Broad form insurance is an extended coverage that goes beyond the basics to protect against less common and potentially significant risks. This type of insurance often demands a higher premium and may include deductibles. It can be applied to various insurance types, including investments and assets, making it a valuable option for those who require added protection.
What is broad form insurance?
Broad form insurance coverage extends beyond the basics to include rare events that may be of serious risk to the insured. This type of insurance usually requires that a higher premium, and often a deductible, be paid. Broad form insurance can be applied to nearly all forms of insurance, including investments, assets, etc.
Understanding broad form insurance
Broad form insurance extends beyond basic coverage. One example of broad form insurance coverage is automotive glass insurance. A customer may need glass insurance because they’re frequently on roadways that cause damage to windshields. Glass insurance is not offered under basic automotive insurance plans and therefore must be specifically requested, and a premium must be paid.

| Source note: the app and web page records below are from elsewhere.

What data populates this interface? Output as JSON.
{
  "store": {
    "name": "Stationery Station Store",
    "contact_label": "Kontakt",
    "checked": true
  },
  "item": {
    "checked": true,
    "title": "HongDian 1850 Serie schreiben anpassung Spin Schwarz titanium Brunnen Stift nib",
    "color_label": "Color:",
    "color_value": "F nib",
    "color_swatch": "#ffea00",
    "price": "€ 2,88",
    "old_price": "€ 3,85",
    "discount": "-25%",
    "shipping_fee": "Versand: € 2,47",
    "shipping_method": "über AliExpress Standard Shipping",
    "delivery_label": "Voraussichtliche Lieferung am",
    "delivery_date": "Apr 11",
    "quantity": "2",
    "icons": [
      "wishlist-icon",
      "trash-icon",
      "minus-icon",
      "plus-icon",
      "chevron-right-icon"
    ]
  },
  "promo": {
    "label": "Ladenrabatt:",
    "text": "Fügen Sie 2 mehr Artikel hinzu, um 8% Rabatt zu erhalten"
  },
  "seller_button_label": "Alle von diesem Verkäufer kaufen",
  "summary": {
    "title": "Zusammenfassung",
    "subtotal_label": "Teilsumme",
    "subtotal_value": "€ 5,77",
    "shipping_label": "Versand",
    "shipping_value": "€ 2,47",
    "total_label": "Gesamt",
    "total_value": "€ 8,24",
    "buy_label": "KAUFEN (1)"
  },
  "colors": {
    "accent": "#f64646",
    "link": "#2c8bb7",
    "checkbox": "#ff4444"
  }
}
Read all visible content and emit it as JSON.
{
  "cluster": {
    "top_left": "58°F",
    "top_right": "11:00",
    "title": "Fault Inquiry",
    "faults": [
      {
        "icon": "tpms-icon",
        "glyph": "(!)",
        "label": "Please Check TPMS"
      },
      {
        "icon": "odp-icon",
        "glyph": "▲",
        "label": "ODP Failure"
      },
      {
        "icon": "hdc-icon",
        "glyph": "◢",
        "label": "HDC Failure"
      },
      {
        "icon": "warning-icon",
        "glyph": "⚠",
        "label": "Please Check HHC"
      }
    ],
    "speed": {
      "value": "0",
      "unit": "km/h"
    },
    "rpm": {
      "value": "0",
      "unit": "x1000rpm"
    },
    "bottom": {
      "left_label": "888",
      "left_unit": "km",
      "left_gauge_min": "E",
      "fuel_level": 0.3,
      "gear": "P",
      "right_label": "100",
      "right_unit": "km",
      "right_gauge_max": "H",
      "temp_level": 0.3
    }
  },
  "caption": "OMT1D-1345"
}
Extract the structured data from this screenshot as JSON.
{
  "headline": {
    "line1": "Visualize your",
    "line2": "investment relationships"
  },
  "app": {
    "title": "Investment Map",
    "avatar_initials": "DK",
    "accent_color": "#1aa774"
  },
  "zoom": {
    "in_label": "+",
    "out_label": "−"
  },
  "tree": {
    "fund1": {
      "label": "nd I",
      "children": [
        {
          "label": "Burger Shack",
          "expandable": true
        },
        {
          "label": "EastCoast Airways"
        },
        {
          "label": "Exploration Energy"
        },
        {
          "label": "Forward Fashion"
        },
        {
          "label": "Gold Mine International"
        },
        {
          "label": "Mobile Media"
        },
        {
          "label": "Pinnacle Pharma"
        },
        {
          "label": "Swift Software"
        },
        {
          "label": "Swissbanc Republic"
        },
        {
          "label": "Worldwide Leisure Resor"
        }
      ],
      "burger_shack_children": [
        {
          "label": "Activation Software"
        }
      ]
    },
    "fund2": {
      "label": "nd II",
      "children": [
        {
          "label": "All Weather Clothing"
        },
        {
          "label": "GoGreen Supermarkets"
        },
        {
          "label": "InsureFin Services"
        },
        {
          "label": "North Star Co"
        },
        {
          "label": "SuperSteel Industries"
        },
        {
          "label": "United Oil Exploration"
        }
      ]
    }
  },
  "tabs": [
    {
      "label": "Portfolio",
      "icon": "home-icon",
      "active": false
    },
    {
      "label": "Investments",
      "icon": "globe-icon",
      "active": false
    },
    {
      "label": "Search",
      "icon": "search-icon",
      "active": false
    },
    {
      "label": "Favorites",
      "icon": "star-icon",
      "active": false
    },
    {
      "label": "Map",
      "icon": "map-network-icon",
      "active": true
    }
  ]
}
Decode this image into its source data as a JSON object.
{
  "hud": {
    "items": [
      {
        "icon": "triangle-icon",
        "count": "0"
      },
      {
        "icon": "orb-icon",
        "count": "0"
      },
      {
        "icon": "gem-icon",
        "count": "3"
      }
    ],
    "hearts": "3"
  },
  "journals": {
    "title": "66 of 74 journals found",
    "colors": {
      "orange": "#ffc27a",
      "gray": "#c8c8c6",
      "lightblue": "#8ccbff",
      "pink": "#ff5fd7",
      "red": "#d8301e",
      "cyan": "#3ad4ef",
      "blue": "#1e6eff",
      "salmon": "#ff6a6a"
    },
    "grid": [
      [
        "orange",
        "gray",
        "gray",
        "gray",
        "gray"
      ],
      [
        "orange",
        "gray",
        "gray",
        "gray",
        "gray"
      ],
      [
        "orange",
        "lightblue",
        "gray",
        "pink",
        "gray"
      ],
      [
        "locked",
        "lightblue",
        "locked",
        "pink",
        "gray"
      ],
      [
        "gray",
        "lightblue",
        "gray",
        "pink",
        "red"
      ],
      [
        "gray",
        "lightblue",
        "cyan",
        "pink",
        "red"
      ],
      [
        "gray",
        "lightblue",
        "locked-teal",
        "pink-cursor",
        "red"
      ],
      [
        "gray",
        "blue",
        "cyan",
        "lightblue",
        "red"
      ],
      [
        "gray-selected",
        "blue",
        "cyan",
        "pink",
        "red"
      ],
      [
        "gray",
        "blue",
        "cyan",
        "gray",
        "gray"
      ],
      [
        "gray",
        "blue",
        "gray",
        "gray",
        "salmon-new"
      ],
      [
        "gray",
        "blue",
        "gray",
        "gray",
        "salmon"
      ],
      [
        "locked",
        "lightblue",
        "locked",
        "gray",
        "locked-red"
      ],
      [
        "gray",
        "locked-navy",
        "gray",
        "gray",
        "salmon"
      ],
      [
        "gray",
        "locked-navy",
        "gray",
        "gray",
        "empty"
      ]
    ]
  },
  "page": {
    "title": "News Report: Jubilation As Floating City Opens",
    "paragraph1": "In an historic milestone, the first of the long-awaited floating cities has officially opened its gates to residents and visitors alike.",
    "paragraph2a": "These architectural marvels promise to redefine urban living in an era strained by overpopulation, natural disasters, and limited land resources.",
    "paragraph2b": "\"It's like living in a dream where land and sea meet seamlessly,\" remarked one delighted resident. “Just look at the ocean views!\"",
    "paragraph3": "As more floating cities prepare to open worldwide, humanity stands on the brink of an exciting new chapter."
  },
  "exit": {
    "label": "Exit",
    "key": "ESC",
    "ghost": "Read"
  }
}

The definition of the term “broad form insurance” can vary, depending on the type of insurance. With most insurance policies, a policy is usually basic or broad form. For example, for business insurance, there is usually:
- A basic form policy that typically covers fire, explosions, storms, smoke, riots, vandalism, and sprinkler leaks.
- A broad form policy that adds more coverage, such as damage from broken windows and other structural glass, falling objects, and water damage.
- Special form coverage offers the widest range of protection, typically covering all risks (including theft) unless specifically excluded from the policy.
In most states, insurers refer to a broad form policy in reference to a comprehensive general liability insurance policy that provides a wide range of coverage that can be tailored to suit specific needs.
Some auto insurers have to offer broad form insurance options to businesses, which provide coverage for employees, executives, or any other person who is supplied a company vehicle, but who does not own a personal vehicle and, thus, does not have coverage under a personal auto policy. In such a situation, an endorsement may be added that gives protection while the named individual or spouse is driving a car borrowed from a third party.
Broad form insurance example
In Michigan, for example, insurers can offer three types of auto collision coverage: limited, standard, and broad form. The protection provided by the three types of coverage differs based on fault in an accident:
Repair or replacement of an insured car is covered, regardless of fault. You’ll be responsible for a deductible if you ever file a claim.
You’ll only have to pay your deductible if you’re found to be more than 50 percent at fault in a covered accident. If you’re less than 50 percent at fault, you won’t have to pay your deductible.
Repair or replacement of an insured car is covered only if the driver is less than 50% at fault. In this case, you’ll have to pay your deductible. However, if the insured car’s driver is more than 50% at fault, damages from the incident are not covered.
Here is a list of the benefits and the drawbacks to consider.
- Offers protection against less common and potentially significant risks.
- Can be tailored to specific needs, providing a wide range of coverage.
- Provides coverage for individuals who do not own a personal vehicle but use a company vehicle.
- Higher premiums and deductibles compared to standard policies.
- May require additional endorsements for specific coverage.
- Availability may vary depending on the insurance provider and state.
Frequently asked questions
What types of insurance can have broad form coverage?
Broad form coverage can be applied to various insurance types, including auto insurance, business insurance, and more. It often extends coverage to less common risks.
How do I obtain broad form insurance?
To obtain broad form insurance, you typically need to request it as an endorsement or rider to your existing policy. Your insurance provider will guide you through the process.
Are broad form policies available in all states?
The availability of broad form policies can vary by state and insurance provider. It’s important to check with your insurance company to see if they offer this type of coverage.
Is broad form insurance more expensive than standard policies?
Yes, broad form insurance generally comes with higher premiums and deductibles compared to standard policies. The added coverage for less common risks contributes to the increased cost.
Is broad form insurance available for homeowners?
Broad form insurance can also apply to homeowners’ insurance. It may extend coverage to less common risks like damage from specific natural disasters or unusual events. Homeowners should inquire with their insurance providers about the availability and details of broad form coverage for their policies.
Can I switch from a standard policy to a broad form policy mid-term?
Switching from a standard insurance policy to a broad form policy mid-term can be possible, but it’s important to discuss this with your insurance provider. There may be specific conditions and considerations to be aware of when making this transition.
Are there restrictions on who can purchase broad form insurance?
Broad form insurance is typically available to a wide range of individuals and businesses. However, the eligibility criteria can vary by insurance provider and the specific type of coverage being sought. It’s advisable to consult with your insurance company to determine if you qualify for broad form insurance.
- Broad form insurance offers extended coverage beyond basic insurance, protecting against less common and potentially significant risks.
- It may be included in a standard policy offering or available as a rider, with higher premiums and deductibles.
- Broad form insurance can be tailored to specific needs, making it a valuable choice for those who require added protection.